Using Observe and Describe allow you to address behaviors in a better way. Observing children’s behaviors, you are not judging your child or their poor behavior. The lack of judgment makes it harder for your child to argue against what you’ve observed. When your child doesn’t feel like they are being attacked, they are more likely to follow your instructions and change their behavior.
Observe and Describe helps you clarify to improve behavior by giving you the words to describe children’s behavior. Observe and Describe helps point out your child’s positive behavior and why you are proud of them. When your child knows why you are proud of them, they will be more likely to repeat the behavior you want.

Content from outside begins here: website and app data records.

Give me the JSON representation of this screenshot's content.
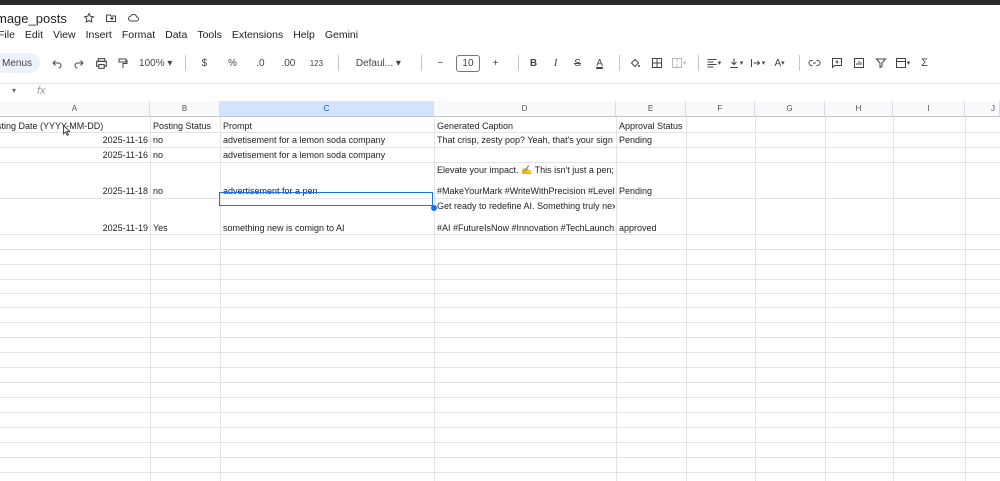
{
  "doc": {
    "title": "mage_posts"
  },
  "menu": [
    "File",
    "Edit",
    "View",
    "Insert",
    "Format",
    "Data",
    "Tools",
    "Extensions",
    "Help",
    "Gemini"
  ],
  "toolbar": {
    "menus": "Menus",
    "zoom": "100%",
    "currency": "$",
    "percent": "%",
    "dec_decrease": ".0",
    "dec_increase": ".00",
    "number_format": "123",
    "font": "Defaul...",
    "font_size": "10",
    "minus": "−",
    "plus": "+"
  },
  "formula": {
    "fx": "fx"
  },
  "columns": [
    "A",
    "B",
    "C",
    "D",
    "E",
    "F",
    "G",
    "H",
    "I",
    "J"
  ],
  "rows": {
    "header": {
      "a": "sting Date (YYYY-MM-DD)",
      "b": "Posting Status",
      "c": "Prompt",
      "d": "Generated Caption",
      "e": "Approval Status"
    },
    "r1": {
      "a": "2025-11-16",
      "b": "no",
      "c": "advetisement for a lemon soda company",
      "d": "That crisp, zesty pop? Yeah, that's your sign",
      "e": "Pending"
    },
    "r2": {
      "a": "2025-11-16",
      "b": "no",
      "c": "advetisement for a lemon soda company"
    },
    "r3": {
      "d1": "Elevate your impact. ✍️ This isn't just a pen;",
      "a": "2025-11-18",
      "b": "no",
      "c": "advertisement for a pen",
      "d2": "#MakeYourMark #WriteWithPrecision #LevelU",
      "e": "Pending"
    },
    "r4": {
      "d1": "Get ready to redefine AI. Something truly nex",
      "a": "2025-11-19",
      "b": "Yes",
      "c": "something new is comign to AI",
      "d2": "#AI #FutureIsNow #Innovation #TechLaunch #",
      "e": "approved"
    }
  },
  "colors": {
    "accent": "#1a73e8",
    "selected_header": "#d3e3fd"
  }
}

Observe and Describe takes practice before it becomes second nature to come up with the words to describe a child’s behavior. Before using it on your children, start by observing what you encounter and describing to yourself what you see. For example, if you’re at the grocery store and see a child pulling boxes off the shelf. You’d say to yourself, “Mary, you have pulled the cereal boxes off the shelf and left them in the middle of the aisle.” Practicing it in your head allows you to become more comfortable with the steps before actually having to do it with your kids. Many parents find it helpful to practice pausing the TV or movie and describing what just happened. It’s ok if it takes a while before you feel comfortable using the skill.
The three steps to Observe and Describe are:

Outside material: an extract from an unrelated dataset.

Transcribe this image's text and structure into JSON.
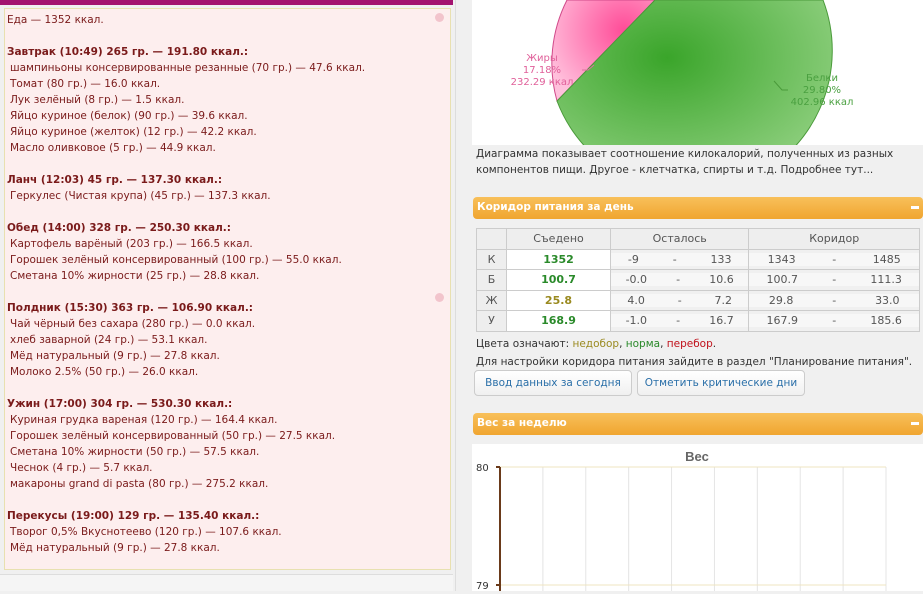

Observe the behavior
Get your child’s attention
Describe what you see. Be descriptive and specific. Avoid vague words and phrases.
Children are concrete thinkers, so they have a hard time gasping vague phrases or words. Things like: “stop acting out,” “stop being bad,” or “don’t cause problems” doesn’t tell your child what you want. If your child isn’t able to grasp what they are being told, they won’t be able to change their behavior. Describing words for kids helps tell your child what you want.
Many parents wonder what behavior is. Behavior is what your child does or says. It is anything a child does that can be seen, heard, or measured (how often or how long).
Three things to remember when using the skill of Observe and Describe
Putting yourself at eye level when getting a child’s attention. Being at eye level makes you less scary to your child. Also, sitting side by side instead of looking directly at them will help them understand that you are displeased with their behavior and actions and not with them.
Eliminate distractions. Talking to your child without distractions increased the chance of your child hearing and understanding what you are saying.
Be aware of facial expressions and body language. Smile when your child has done something you’re happy with or frown when you’re displeased. Even if your child doesn’t understand every word you’re saying, they’ll get the message through your body language.
For more information about Observe and Describe and games and activities ideas, visit Smarter Parenting.